| Data for the task |
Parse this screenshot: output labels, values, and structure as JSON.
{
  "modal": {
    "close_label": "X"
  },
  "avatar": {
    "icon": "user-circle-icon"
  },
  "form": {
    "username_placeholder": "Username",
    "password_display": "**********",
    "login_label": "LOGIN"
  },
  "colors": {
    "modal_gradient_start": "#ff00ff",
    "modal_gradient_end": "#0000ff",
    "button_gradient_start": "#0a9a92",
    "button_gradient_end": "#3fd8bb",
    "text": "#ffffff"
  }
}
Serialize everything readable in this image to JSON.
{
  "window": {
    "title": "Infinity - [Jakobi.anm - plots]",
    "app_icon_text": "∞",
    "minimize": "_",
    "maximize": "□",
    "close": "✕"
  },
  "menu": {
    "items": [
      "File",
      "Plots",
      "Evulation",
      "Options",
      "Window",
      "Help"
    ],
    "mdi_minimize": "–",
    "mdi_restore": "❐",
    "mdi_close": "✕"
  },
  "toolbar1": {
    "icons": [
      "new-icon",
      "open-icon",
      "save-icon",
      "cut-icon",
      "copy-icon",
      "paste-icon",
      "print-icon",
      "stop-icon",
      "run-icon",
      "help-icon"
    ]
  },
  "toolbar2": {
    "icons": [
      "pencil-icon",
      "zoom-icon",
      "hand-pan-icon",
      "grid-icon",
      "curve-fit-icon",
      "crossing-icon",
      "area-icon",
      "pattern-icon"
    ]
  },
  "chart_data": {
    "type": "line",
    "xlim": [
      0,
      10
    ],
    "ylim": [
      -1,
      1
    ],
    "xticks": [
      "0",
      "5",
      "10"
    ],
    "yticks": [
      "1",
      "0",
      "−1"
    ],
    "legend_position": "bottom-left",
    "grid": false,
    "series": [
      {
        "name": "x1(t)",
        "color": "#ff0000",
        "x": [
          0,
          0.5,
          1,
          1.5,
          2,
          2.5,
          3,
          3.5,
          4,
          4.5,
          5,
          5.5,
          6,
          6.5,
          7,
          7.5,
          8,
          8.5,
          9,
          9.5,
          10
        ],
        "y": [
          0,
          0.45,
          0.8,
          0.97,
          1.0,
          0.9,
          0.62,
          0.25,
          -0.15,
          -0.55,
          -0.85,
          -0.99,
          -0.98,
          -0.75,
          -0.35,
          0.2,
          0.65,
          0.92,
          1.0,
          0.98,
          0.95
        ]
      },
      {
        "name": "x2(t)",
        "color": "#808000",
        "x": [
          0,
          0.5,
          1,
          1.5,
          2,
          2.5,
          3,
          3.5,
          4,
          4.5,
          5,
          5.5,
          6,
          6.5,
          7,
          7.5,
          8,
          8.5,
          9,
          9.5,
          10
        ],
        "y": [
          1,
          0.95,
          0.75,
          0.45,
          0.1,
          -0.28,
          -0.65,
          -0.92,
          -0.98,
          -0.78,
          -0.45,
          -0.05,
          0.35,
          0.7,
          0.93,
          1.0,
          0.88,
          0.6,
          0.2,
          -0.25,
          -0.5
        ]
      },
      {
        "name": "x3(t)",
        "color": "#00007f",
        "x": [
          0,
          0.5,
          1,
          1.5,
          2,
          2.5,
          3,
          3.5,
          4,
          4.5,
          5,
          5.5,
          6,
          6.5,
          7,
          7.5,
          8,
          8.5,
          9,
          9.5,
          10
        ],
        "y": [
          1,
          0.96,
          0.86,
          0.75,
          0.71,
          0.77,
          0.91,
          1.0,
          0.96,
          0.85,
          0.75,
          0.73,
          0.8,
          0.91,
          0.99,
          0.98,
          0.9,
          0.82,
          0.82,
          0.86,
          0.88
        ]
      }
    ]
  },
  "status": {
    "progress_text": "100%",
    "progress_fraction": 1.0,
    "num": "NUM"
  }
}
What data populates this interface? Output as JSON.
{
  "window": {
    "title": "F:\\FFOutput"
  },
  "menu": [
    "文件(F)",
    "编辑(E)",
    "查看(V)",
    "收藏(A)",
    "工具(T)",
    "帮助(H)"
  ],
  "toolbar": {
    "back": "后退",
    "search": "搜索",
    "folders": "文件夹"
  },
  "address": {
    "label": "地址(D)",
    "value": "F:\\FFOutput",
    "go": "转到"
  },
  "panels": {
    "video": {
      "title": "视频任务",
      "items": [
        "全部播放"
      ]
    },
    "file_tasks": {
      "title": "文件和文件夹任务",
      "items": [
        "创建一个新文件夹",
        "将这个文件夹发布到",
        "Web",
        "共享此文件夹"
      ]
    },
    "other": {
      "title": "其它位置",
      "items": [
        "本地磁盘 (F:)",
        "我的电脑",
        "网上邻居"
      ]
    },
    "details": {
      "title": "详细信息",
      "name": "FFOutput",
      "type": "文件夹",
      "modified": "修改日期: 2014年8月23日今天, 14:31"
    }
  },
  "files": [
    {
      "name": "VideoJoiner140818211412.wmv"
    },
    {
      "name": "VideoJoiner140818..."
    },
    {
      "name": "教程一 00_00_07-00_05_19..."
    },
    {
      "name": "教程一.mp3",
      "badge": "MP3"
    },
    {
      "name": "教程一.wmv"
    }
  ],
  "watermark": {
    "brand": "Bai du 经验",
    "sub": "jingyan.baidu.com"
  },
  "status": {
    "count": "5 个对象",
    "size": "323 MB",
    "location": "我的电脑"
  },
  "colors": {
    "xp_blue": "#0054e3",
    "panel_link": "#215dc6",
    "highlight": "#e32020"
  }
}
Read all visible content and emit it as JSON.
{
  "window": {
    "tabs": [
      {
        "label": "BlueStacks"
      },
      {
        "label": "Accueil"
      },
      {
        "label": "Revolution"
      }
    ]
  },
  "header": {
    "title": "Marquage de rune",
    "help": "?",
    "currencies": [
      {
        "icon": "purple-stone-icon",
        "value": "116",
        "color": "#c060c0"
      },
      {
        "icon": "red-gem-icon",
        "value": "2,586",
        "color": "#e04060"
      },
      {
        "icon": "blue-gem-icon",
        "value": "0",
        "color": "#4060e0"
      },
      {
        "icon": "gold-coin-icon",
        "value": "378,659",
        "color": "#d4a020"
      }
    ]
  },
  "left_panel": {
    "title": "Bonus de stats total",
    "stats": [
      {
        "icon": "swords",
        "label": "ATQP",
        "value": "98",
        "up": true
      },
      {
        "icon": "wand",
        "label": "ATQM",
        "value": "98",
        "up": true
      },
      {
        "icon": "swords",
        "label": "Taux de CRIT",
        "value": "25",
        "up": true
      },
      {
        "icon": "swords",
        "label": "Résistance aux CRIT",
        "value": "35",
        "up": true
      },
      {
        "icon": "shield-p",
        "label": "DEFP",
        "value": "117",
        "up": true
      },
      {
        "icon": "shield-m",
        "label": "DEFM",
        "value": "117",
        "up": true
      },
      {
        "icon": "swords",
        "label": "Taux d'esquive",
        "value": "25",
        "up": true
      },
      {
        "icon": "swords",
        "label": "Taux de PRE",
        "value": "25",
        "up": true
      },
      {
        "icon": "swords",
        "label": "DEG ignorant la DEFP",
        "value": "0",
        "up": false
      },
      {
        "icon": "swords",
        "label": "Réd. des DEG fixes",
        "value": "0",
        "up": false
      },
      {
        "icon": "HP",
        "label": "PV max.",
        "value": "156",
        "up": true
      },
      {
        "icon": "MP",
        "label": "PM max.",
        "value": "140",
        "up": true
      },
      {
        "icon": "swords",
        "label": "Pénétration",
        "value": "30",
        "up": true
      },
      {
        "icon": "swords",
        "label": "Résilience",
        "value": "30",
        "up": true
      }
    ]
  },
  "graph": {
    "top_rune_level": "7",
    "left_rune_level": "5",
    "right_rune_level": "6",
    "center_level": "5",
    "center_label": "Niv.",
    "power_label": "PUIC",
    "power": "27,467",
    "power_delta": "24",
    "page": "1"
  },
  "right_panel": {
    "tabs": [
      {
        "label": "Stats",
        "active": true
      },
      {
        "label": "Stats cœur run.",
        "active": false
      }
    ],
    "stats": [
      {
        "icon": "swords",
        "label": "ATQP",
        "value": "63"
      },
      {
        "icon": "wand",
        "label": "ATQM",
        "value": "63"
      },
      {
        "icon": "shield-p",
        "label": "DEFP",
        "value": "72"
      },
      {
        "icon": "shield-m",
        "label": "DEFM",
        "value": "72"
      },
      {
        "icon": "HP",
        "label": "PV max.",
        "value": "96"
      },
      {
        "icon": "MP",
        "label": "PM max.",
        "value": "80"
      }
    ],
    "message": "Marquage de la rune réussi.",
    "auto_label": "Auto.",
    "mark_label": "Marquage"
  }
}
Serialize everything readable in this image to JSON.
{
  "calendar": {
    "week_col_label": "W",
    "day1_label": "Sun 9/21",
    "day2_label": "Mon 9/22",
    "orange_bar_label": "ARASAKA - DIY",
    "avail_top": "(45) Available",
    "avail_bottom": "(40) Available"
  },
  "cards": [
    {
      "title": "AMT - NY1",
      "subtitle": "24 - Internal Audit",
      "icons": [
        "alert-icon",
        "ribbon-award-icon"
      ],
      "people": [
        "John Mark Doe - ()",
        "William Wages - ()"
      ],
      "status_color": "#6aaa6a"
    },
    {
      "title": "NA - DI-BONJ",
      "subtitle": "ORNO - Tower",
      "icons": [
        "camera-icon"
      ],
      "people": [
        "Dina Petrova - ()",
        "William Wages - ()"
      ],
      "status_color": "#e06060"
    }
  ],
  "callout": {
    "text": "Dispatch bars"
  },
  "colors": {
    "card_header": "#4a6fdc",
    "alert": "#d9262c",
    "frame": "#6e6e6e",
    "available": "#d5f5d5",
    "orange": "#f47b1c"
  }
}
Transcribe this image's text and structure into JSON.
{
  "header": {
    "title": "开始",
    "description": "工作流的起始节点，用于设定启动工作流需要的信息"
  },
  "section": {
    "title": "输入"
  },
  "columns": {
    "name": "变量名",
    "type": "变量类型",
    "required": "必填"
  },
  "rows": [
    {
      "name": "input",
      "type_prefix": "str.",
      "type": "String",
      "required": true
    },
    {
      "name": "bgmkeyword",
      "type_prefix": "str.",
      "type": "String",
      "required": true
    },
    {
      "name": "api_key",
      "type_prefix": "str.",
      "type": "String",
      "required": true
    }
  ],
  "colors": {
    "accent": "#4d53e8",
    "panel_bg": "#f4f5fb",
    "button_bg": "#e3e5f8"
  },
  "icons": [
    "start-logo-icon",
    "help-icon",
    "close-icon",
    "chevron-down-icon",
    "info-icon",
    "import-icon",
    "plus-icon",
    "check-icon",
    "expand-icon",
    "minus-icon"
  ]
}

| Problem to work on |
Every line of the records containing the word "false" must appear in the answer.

| Written response |
    "grid": false,
        "up": false
        "up": false
        "active": false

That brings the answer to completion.